The largest bird on Earth is the ostrich. Too big and heavy to fly, this bird is capable of running at speeds of up to 43 MPH (70 km/h) over long distances. Males can be over 9 feet tall (2.8 m) and weigh up to 346 pounds (156.8 kg), as much as two people. Females are usually smaller and rarely grow over 6 foot 7 inches (2 m) in height. Learn about ostriches here.
The Largest Reptile: Saltwater Crocodile (Crocodylus porosus)
The largest reptile in the world is the saltwater crocodile, with males reaching lengths of as much as 20 feet (6.1 m) and weighing in at 2,370 pounds (1075 kg), or about twice the weight of a grizzly bear. Females are far smaller and rarely grow over 9.8 feet long (3 m).
The Largest Mammal: Blue Whale (Balaenoptera musculus)
The adult blue whale is bigger than three prehistoric triceratopses and holds the record as the largest mammal on Earth. Other species of whales come somewhat close to it in size. The largest living land animal, however, is the African elephant (Loxodonta Africana). This mammal typically stands 10 to 13 feet tall (3 to 4 meters) and can weigh as much as 9 tons (8,000 kg). Read more about this massive animal on the blue whale encyclopedia page.

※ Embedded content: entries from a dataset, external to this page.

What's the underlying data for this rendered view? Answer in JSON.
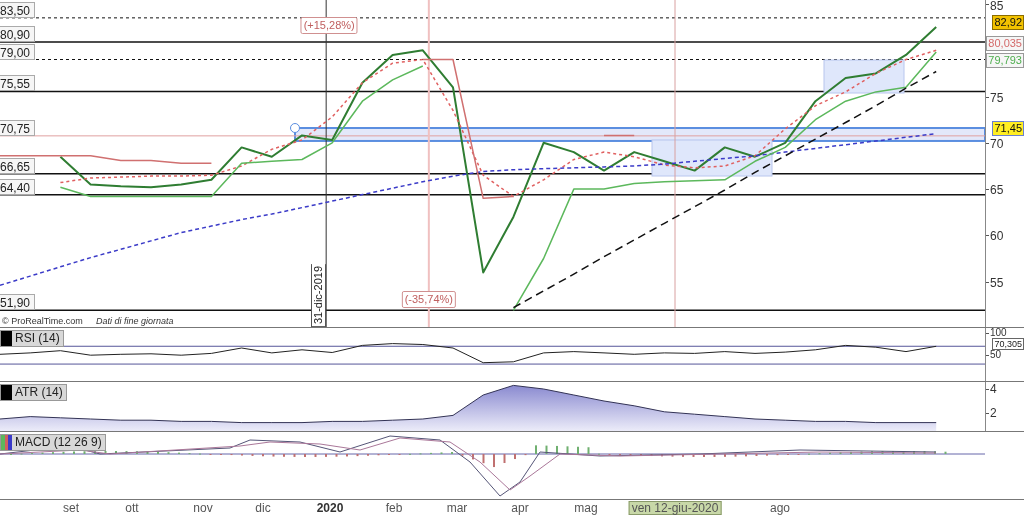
{
  "price_chart": {
    "chart_data": {
      "type": "line",
      "series": [
        {
          "color": "#2f7d32",
          "values": [
            null,
            null,
            68.5,
            65.5,
            65.3,
            65.2,
            65.5,
            66,
            69.5,
            68.5,
            70.8,
            70.3,
            76.5,
            79.5,
            80,
            76,
            56,
            62,
            70,
            69,
            67,
            69,
            68,
            67,
            69.5,
            68.5,
            70,
            74.5,
            77,
            77.5,
            79.5,
            82.5
          ]
        },
        {
          "color": "#e06060",
          "line_style": "dashed",
          "values": [
            null,
            null,
            65.7,
            66.2,
            66.3,
            66.4,
            66.4,
            66.5,
            67.5,
            69.3,
            70.3,
            72.8,
            76.5,
            78.6,
            79,
            73.5,
            66.5,
            64.2,
            66,
            68.2,
            69,
            68.5,
            67.6,
            67.3,
            67.5,
            68.6,
            71.5,
            74,
            75.5,
            77.5,
            79,
            80
          ]
        },
        {
          "color": "#3b3bc8",
          "line_style": "dashed",
          "values": [
            54.6,
            55.6,
            56.6,
            57.6,
            58.5,
            59.4,
            60.3,
            61,
            61.7,
            62.3,
            63,
            63.7,
            64.4,
            65.1,
            65.8,
            66.4,
            66.9,
            67.1,
            67.2,
            67.3,
            67.4,
            67.5,
            67.7,
            68,
            68.3,
            68.6,
            69,
            69.4,
            69.8,
            70.2,
            70.6,
            71
          ]
        },
        {
          "color": "#5cb85c",
          "values": [
            null,
            null,
            65.2,
            64.2,
            64.2,
            64.2,
            64.2,
            64.2,
            67.8,
            68,
            68.2,
            70,
            74.5,
            76.8,
            78.3,
            null,
            null,
            51.9,
            57.5,
            65,
            65,
            65.6,
            65.8,
            65.9,
            66,
            68,
            69.5,
            72.5,
            74.5,
            75.5,
            76,
            79.8
          ]
        },
        {
          "color": "#d07070",
          "values": [
            68.6,
            68.6,
            68.6,
            68.6,
            68.1,
            68.1,
            67.8,
            67.8,
            null,
            null,
            null,
            null,
            null,
            null,
            79,
            79,
            64,
            64.2,
            null,
            null,
            70.8,
            70.8,
            null,
            null,
            null,
            null,
            null,
            null,
            null,
            null,
            null,
            null
          ]
        },
        {
          "color": "#111111",
          "line_style": "dashed",
          "values": [
            null,
            null,
            null,
            null,
            null,
            null,
            null,
            null,
            null,
            null,
            null,
            null,
            null,
            null,
            null,
            null,
            null,
            52.2,
            54,
            55.8,
            57.7,
            59.5,
            61.3,
            63.1,
            64.9,
            66.8,
            68.6,
            70.4,
            72.2,
            74,
            75.9,
            77.7
          ]
        }
      ],
      "ylim": [
        50.1,
        85.43
      ],
      "yticks": [
        55,
        60,
        65,
        70,
        75,
        85
      ],
      "ref_lines": [
        {
          "axis": "y",
          "value": 83.5,
          "label": "83,50",
          "line_style": "dashed"
        },
        {
          "axis": "y",
          "value": 80.9,
          "label": "80,90",
          "line_style": "solid"
        },
        {
          "axis": "y",
          "value": 79.0,
          "label": "79,00",
          "line_style": "dashed"
        },
        {
          "axis": "y",
          "value": 75.55,
          "label": "75,55",
          "line_style": "solid"
        },
        {
          "axis": "y",
          "value": 70.75,
          "label": "70,75",
          "line_style": "solid",
          "color": "#e0a0a0"
        },
        {
          "axis": "y",
          "value": 66.65,
          "label": "66,65",
          "line_style": "solid"
        },
        {
          "axis": "y",
          "value": 64.4,
          "label": "64,40",
          "line_style": "solid"
        },
        {
          "axis": "y",
          "value": 51.9,
          "label": "51,90",
          "line_style": "solid"
        }
      ],
      "bands": [
        {
          "axis": "y",
          "from": 70.2,
          "to": 71.6
        }
      ],
      "annotations": [
        "(+15,28%)",
        "(-35,74%)",
        "31-dic-2019"
      ]
    },
    "tags": [
      {
        "label": "82,92",
        "kind": "price"
      },
      {
        "label": "80,035",
        "kind": "average"
      },
      {
        "label": "79,793",
        "kind": "stop"
      },
      {
        "label": "71,45",
        "kind": "band"
      }
    ],
    "source": {
      "text": "© ProRealTime.com",
      "note": "Dati di fine giornata"
    }
  },
  "rsi": {
    "title": "RSI (14)",
    "tag": "70,305",
    "chart_data": {
      "type": "line",
      "series": [
        {
          "color": "#222222",
          "values": [
            52,
            55,
            60,
            50,
            52,
            53,
            50,
            54,
            66,
            55,
            62,
            56,
            72,
            76,
            74,
            66,
            33,
            35,
            55,
            58,
            55,
            52,
            55,
            54,
            58,
            54,
            57,
            62,
            72,
            68,
            58,
            70
          ]
        }
      ],
      "ylim": [
        -8,
        111
      ],
      "yticks": [
        50,
        100
      ],
      "ref_lines": [
        {
          "axis": "y",
          "value": 70
        },
        {
          "axis": "y",
          "value": 30
        }
      ]
    }
  },
  "atr": {
    "title": "ATR (14)",
    "chart_data": {
      "type": "area",
      "series": [
        {
          "color": "#333355",
          "values": [
            1.5,
            1.7,
            1.6,
            1.5,
            1.4,
            1.4,
            1.3,
            1.3,
            1.2,
            1.2,
            1.2,
            1.3,
            1.3,
            1.4,
            1.5,
            1.8,
            3.5,
            4.3,
            4,
            3.5,
            3,
            2.6,
            2.1,
            1.9,
            1.7,
            1.5,
            1.4,
            1.3,
            1.3,
            1.2,
            1.2,
            1.2
          ]
        }
      ],
      "ylim": [
        0.5,
        4.58
      ],
      "yticks": [
        2,
        4
      ]
    }
  },
  "macd": {
    "title": "MACD (12 26 9)"
  },
  "time_axis": [
    {
      "label": "set",
      "kind": "month"
    },
    {
      "label": "ott",
      "kind": "month"
    },
    {
      "label": "nov",
      "kind": "month"
    },
    {
      "label": "dic",
      "kind": "month"
    },
    {
      "label": "2020",
      "kind": "year"
    },
    {
      "label": "feb",
      "kind": "month"
    },
    {
      "label": "mar",
      "kind": "month"
    },
    {
      "label": "apr",
      "kind": "month"
    },
    {
      "label": "mag",
      "kind": "month"
    },
    {
      "label": "ven 12-giu-2020",
      "kind": "cursor"
    },
    {
      "label": "ago",
      "kind": "month"
    }
  ]
}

The Largest Amphibian: Chinese giant salamander (Andrias davidianus)
The Chinese giant salamander lives its entire life underwater, yet has no gills. Instead, it absorbs oxygen through its skin. This odd-looking creature gets quite large, up to 5 feet 9 inches (180 cm) and weighs in at 110 pounds (70 kg), about the size of many adult humans. At breeding time the females lay up to 500 eggs and the males act as caretakers until the young hatch. Read more about salamanders here.
The Largest Rodent: Capybara (Hydrochoerus hydrochaeris)
The capybara looks a lot like a giant guinea pig, but instead of fitting into your hand this huge rodent stand 2 feet tall (0.61 m) at the shoulders and is an impressive 4.6 feet (1.4 m) long. Twice as big as an adult beaver, the capybara can weigh up to 143 pounds (65 kg). They live in herds of up to about 40 animals, and males and females are roughly the same size. Learn more capybara facts here.
The Largest Snake: Giant Anaconda (Eunectes murinus)
For overall mass, the largest snake in the world is the giant anaconda. This huge animal has been known to weigh as much as 550 pounds (250 kg), and some individuals have been measured at up to 30 feet (9.1 m) long. That’s longer than a London double-decker bus. They can be up to 3 feet around the middle, giving them plenty of room to swallow all kinds of prey, including mammals as large as deer, fish, alligators, birds, and anything else they can catch.
The Largest Lizard: Komodo Dragon (Varanus komodoensis)
The largest lizard on Earth is the Komodo dragon. This dangerous animal grows up to 10 feet (3 m) long and typically weighs about 200 pounds (91 kg). The females tend to be smaller than the males and usually get no longer than 6 feet (1.8 m) long, about the same size as an average man. These lizards hunt large prey such as water buffalo, pigs, and deer, and have even been known to hunt people. Learn where to find komodo dragons here.
The Largest Arthropod: Japanese Spider Crab (Macrocheira kaempferi)
The arthropod family includes lobsters and crabs, spiders, scorpions, insects, and other creatures having jointed exoskeletons. The largest arthropod on record is the Japanese spider crab. One was caught in 1921 that measured a record-breaking 12 feet (3.8 m) across and weighed 42 pounds (19 kg). That’s almost the same length as a Volkswagen Beetle car. See more crab information here.
The Largest Insect: Titan Beetle (Titanus giganteus)
Titan beetles are sometimes mistaken for a form of cockroach, but these huge South American insects are a separate species. They grow up to 6.5 inches (16.7 cm) long and weigh 3.5 ounces (100 grams). They have strong mandibles that can snap a pencil and sharp claws they use for defensive purposes. Nobody knows what their larvae look like, as these have never been seen. Lean how many species of beetles exist here.